(INSTRUCTIONS TO FOLLOW)
Copy out the records precisely, omitting pictures.

--- DATA SUPPLIED Enclosed Below ---

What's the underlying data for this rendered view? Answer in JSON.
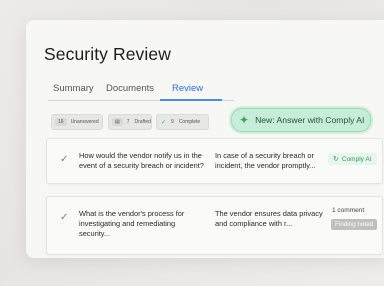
{
  "page": {
    "title": "Security Review"
  },
  "tabs": [
    {
      "label": "Summary"
    },
    {
      "label": "Documents"
    },
    {
      "label": "Review"
    }
  ],
  "filters": {
    "unanswered": {
      "count": "16",
      "label": "Unanswered"
    },
    "drafted": {
      "count": "7",
      "label": "Drafted"
    },
    "complete": {
      "count": "9",
      "label": "Complete"
    }
  },
  "actions": {
    "new_answer": "New: Answer with Comply AI"
  },
  "rows": [
    {
      "question": "How would the vendor notify us in the event of a security breach or incident?",
      "answer": "In case of a security breach or incident, the vendor promptly...",
      "tag": "Comply AI"
    },
    {
      "question": "What is the vendor's process for investigating and remediating security...",
      "answer": "The vendor ensures data privacy and compliance with r...",
      "comment": "1 comment",
      "status": "Finding noted"
    }
  ],
  "colors": {
    "accent": "#2b6fd6",
    "success": "#3aa56d",
    "ai_bg": "#c7ecd7"
  }
}
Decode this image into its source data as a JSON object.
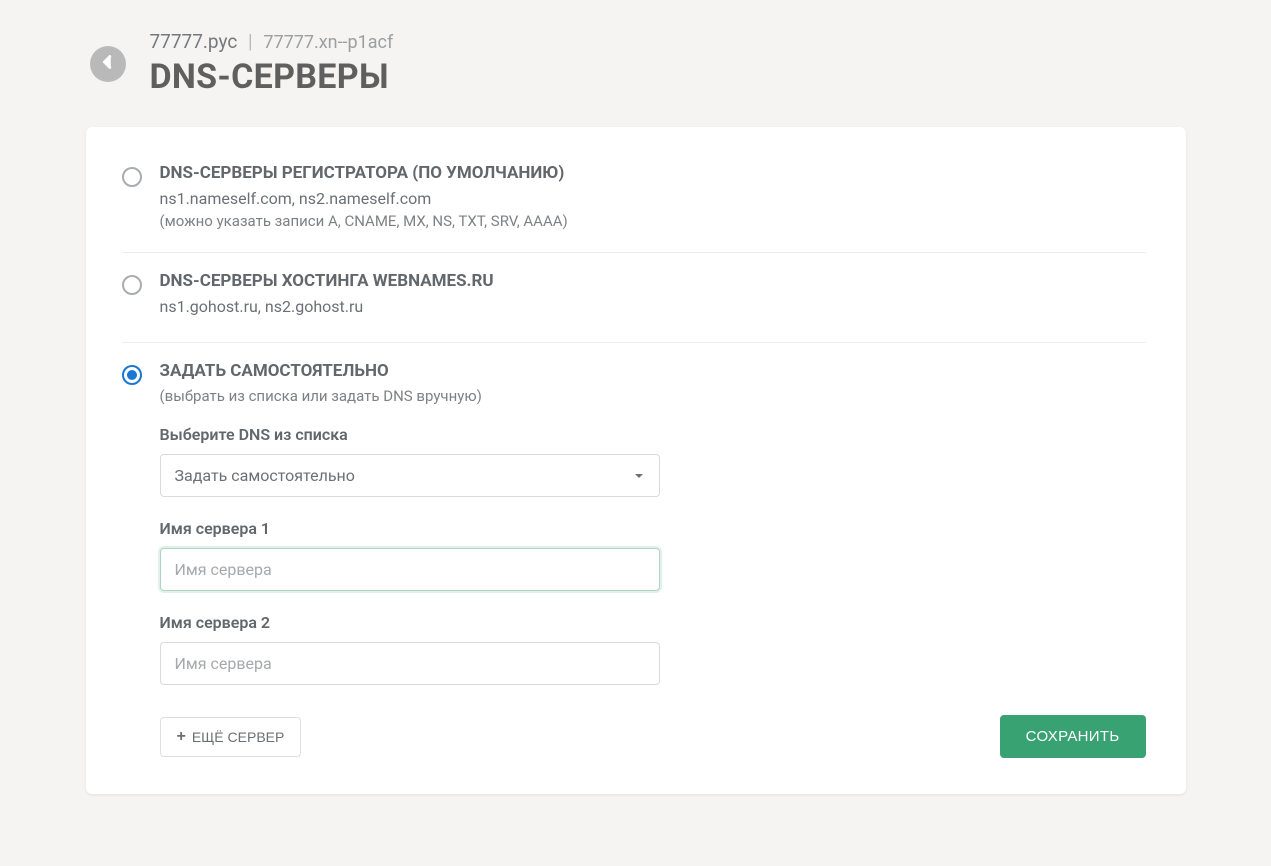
{
  "header": {
    "domain_primary": "77777.рус",
    "separator": "|",
    "domain_secondary": "77777.xn--p1acf",
    "page_title": "DNS-СЕРВЕРЫ"
  },
  "options": {
    "registrar": {
      "title": "DNS-СЕРВЕРЫ РЕГИСТРАТОРА (ПО УМОЛЧАНИЮ)",
      "servers": "ns1.nameself.com, ns2.nameself.com",
      "hint": "(можно указать записи A, CNAME, MX, NS, TXT, SRV, AAAA)",
      "selected": false
    },
    "hosting": {
      "title": "DNS-СЕРВЕРЫ ХОСТИНГА WEBNAMES.RU",
      "servers": "ns1.gohost.ru, ns2.gohost.ru",
      "selected": false
    },
    "custom": {
      "title": "ЗАДАТЬ САМОСТОЯТЕЛЬНО",
      "hint": "(выбрать из списка или задать DNS вручную)",
      "selected": true
    }
  },
  "custom_form": {
    "select_label": "Выберите DNS из списка",
    "select_value": "Задать самостоятельно",
    "server1_label": "Имя сервера 1",
    "server1_placeholder": "Имя сервера",
    "server1_value": "",
    "server2_label": "Имя сервера 2",
    "server2_placeholder": "Имя сервера",
    "server2_value": ""
  },
  "buttons": {
    "add_server": "ЕЩЁ СЕРВЕР",
    "save": "СОХРАНИТЬ"
  }
}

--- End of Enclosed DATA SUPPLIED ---

(SOLVED EXERCISE)
What's the underlying data for this rendered view? Answer in JSON.
{
  "page": {
    "title": "Security Review"
  },
  "tabs": [
    {
      "label": "Summary"
    },
    {
      "label": "Documents"
    },
    {
      "label": "Review"
    }
  ],
  "filters": {
    "unanswered": {
      "count": "16",
      "label": "Unanswered"
    },
    "drafted": {
      "count": "7",
      "label": "Drafted"
    },
    "complete": {
      "count": "9",
      "label": "Complete"
    }
  },
  "actions": {
    "new_answer": "New: Answer with Comply AI"
  },
  "rows": [
    {
      "question": "How would the vendor notify us in the event of a security breach or incident?",
      "answer": "In case of a security breach or incident, the vendor promptly...",
      "tag": "Comply AI"
    },
    {
      "question": "What is the vendor's process for investigating and remediating security...",
      "answer": "The vendor ensures data privacy and compliance with r...",
      "comment": "1 comment",
      "status": "Finding noted"
    }
  ],
  "colors": {
    "accent": "#2b6fd6",
    "success": "#3aa56d",
    "ai_bg": "#c7ecd7"
  }
}
Decode this image into its source data as a JSON object.
{
  "header": {
    "domain_primary": "77777.рус",
    "separator": "|",
    "domain_secondary": "77777.xn--p1acf",
    "page_title": "DNS-СЕРВЕРЫ"
  },
  "options": {
    "registrar": {
      "title": "DNS-СЕРВЕРЫ РЕГИСТРАТОРА (ПО УМОЛЧАНИЮ)",
      "servers": "ns1.nameself.com, ns2.nameself.com",
      "hint": "(можно указать записи A, CNAME, MX, NS, TXT, SRV, AAAA)",
      "selected": false
    },
    "hosting": {
      "title": "DNS-СЕРВЕРЫ ХОСТИНГА WEBNAMES.RU",
      "servers": "ns1.gohost.ru, ns2.gohost.ru",
      "selected": false
    },
    "custom": {
      "title": "ЗАДАТЬ САМОСТОЯТЕЛЬНО",
      "hint": "(выбрать из списка или задать DNS вручную)",
      "selected": true
    }
  },
  "custom_form": {
    "select_label": "Выберите DNS из списка",
    "select_value": "Задать самостоятельно",
    "server1_label": "Имя сервера 1",
    "server1_placeholder": "Имя сервера",
    "server1_value": "",
    "server2_label": "Имя сервера 2",
    "server2_placeholder": "Имя сервера",
    "server2_value": ""
  },
  "buttons": {
    "add_server": "ЕЩЁ СЕРВЕР",
    "save": "СОХРАНИТЬ"
  }
}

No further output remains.